-- WHAT IS REQUIRED --
Restate the listing in full, keeping every word as it is.

-- INPUT MATERIAL --
########

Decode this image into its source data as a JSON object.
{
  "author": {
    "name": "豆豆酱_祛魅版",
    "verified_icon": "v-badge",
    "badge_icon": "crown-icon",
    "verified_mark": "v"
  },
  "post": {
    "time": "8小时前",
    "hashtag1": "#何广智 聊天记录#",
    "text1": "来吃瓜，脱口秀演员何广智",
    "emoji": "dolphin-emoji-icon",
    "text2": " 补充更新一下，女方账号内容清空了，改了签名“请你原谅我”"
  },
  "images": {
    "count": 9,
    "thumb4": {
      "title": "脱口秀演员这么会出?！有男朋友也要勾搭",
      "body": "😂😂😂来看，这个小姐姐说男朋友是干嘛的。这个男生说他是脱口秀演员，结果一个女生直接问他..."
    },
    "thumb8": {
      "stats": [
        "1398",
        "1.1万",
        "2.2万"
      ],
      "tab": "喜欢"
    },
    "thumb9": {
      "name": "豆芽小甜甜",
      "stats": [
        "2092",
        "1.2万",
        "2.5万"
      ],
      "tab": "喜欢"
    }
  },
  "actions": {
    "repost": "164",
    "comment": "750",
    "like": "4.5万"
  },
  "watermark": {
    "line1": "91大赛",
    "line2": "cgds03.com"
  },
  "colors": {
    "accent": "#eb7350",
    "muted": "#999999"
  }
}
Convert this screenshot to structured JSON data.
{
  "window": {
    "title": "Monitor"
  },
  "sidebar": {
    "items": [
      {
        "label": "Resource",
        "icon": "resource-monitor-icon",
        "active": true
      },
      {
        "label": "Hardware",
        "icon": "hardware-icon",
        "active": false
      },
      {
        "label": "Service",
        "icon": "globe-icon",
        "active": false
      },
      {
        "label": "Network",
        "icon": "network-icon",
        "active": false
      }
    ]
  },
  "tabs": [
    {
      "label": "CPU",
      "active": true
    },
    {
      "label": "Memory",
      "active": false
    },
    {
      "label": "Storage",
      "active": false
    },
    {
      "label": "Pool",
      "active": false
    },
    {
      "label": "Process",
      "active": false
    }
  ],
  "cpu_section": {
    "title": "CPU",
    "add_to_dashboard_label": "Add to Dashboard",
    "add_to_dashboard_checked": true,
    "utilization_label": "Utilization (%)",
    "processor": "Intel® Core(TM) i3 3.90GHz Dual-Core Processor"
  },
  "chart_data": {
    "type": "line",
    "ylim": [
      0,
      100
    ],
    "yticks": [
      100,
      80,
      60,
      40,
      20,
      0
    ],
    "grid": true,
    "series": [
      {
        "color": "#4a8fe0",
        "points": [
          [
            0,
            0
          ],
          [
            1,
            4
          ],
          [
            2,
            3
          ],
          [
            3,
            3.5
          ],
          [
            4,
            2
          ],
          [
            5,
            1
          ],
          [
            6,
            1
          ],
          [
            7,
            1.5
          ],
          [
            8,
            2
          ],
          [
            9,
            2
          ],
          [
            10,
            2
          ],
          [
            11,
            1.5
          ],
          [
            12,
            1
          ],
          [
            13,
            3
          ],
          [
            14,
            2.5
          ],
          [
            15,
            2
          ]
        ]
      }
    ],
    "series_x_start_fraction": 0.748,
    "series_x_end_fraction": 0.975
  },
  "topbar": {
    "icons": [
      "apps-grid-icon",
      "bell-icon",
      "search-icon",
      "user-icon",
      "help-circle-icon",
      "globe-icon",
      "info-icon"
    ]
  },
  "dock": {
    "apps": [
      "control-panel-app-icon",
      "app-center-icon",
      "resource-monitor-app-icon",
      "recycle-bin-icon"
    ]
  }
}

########

-- ANSWER SECTION --
Decode this image into its source data as a JSON object.
{
  "author": {
    "name": "豆豆酱_祛魅版",
    "verified_icon": "v-badge",
    "badge_icon": "crown-icon",
    "verified_mark": "v"
  },
  "post": {
    "time": "8小时前",
    "hashtag1": "#何广智 聊天记录#",
    "text1": "来吃瓜，脱口秀演员何广智",
    "emoji": "dolphin-emoji-icon",
    "text2": " 补充更新一下，女方账号内容清空了，改了签名“请你原谅我”"
  },
  "images": {
    "count": 9,
    "thumb4": {
      "title": "脱口秀演员这么会出?！有男朋友也要勾搭",
      "body": "😂😂😂来看，这个小姐姐说男朋友是干嘛的。这个男生说他是脱口秀演员，结果一个女生直接问他..."
    },
    "thumb8": {
      "stats": [
        "1398",
        "1.1万",
        "2.2万"
      ],
      "tab": "喜欢"
    },
    "thumb9": {
      "name": "豆芽小甜甜",
      "stats": [
        "2092",
        "1.2万",
        "2.5万"
      ],
      "tab": "喜欢"
    }
  },
  "actions": {
    "repost": "164",
    "comment": "750",
    "like": "4.5万"
  },
  "watermark": {
    "line1": "91大赛",
    "line2": "cgds03.com"
  },
  "colors": {
    "accent": "#eb7350",
    "muted": "#999999"
  }
}
Convert this screenshot to structured JSON data.
{
  "window": {
    "title": "Monitor"
  },
  "sidebar": {
    "items": [
      {
        "label": "Resource",
        "icon": "resource-monitor-icon",
        "active": true
      },
      {
        "label": "Hardware",
        "icon": "hardware-icon",
        "active": false
      },
      {
        "label": "Service",
        "icon": "globe-icon",
        "active": false
      },
      {
        "label": "Network",
        "icon": "network-icon",
        "active": false
      }
    ]
  },
  "tabs": [
    {
      "label": "CPU",
      "active": true
    },
    {
      "label": "Memory",
      "active": false
    },
    {
      "label": "Storage",
      "active": false
    },
    {
      "label": "Pool",
      "active": false
    },
    {
      "label": "Process",
      "active": false
    }
  ],
  "cpu_section": {
    "title": "CPU",
    "add_to_dashboard_label": "Add to Dashboard",
    "add_to_dashboard_checked": true,
    "utilization_label": "Utilization (%)",
    "processor": "Intel® Core(TM) i3 3.90GHz Dual-Core Processor"
  },
  "chart_data": {
    "type": "line",
    "ylim": [
      0,
      100
    ],
    "yticks": [
      100,
      80,
      60,
      40,
      20,
      0
    ],
    "grid": true,
    "series": [
      {
        "color": "#4a8fe0",
        "points": [
          [
            0,
            0
          ],
          [
            1,
            4
          ],
          [
            2,
            3
          ],
          [
            3,
            3.5
          ],
          [
            4,
            2
          ],
          [
            5,
            1
          ],
          [
            6,
            1
          ],
          [
            7,
            1.5
          ],
          [
            8,
            2
          ],
          [
            9,
            2
          ],
          [
            10,
            2
          ],
          [
            11,
            1.5
          ],
          [
            12,
            1
          ],
          [
            13,
            3
          ],
          [
            14,
            2.5
          ],
          [
            15,
            2
          ]
        ]
      }
    ],
    "series_x_start_fraction": 0.748,
    "series_x_end_fraction": 0.975
  },
  "topbar": {
    "icons": [
      "apps-grid-icon",
      "bell-icon",
      "search-icon",
      "user-icon",
      "help-circle-icon",
      "globe-icon",
      "info-icon"
    ]
  },
  "dock": {
    "apps": [
      "control-panel-app-icon",
      "app-center-icon",
      "resource-monitor-app-icon",
      "recycle-bin-icon"
    ]
  }
}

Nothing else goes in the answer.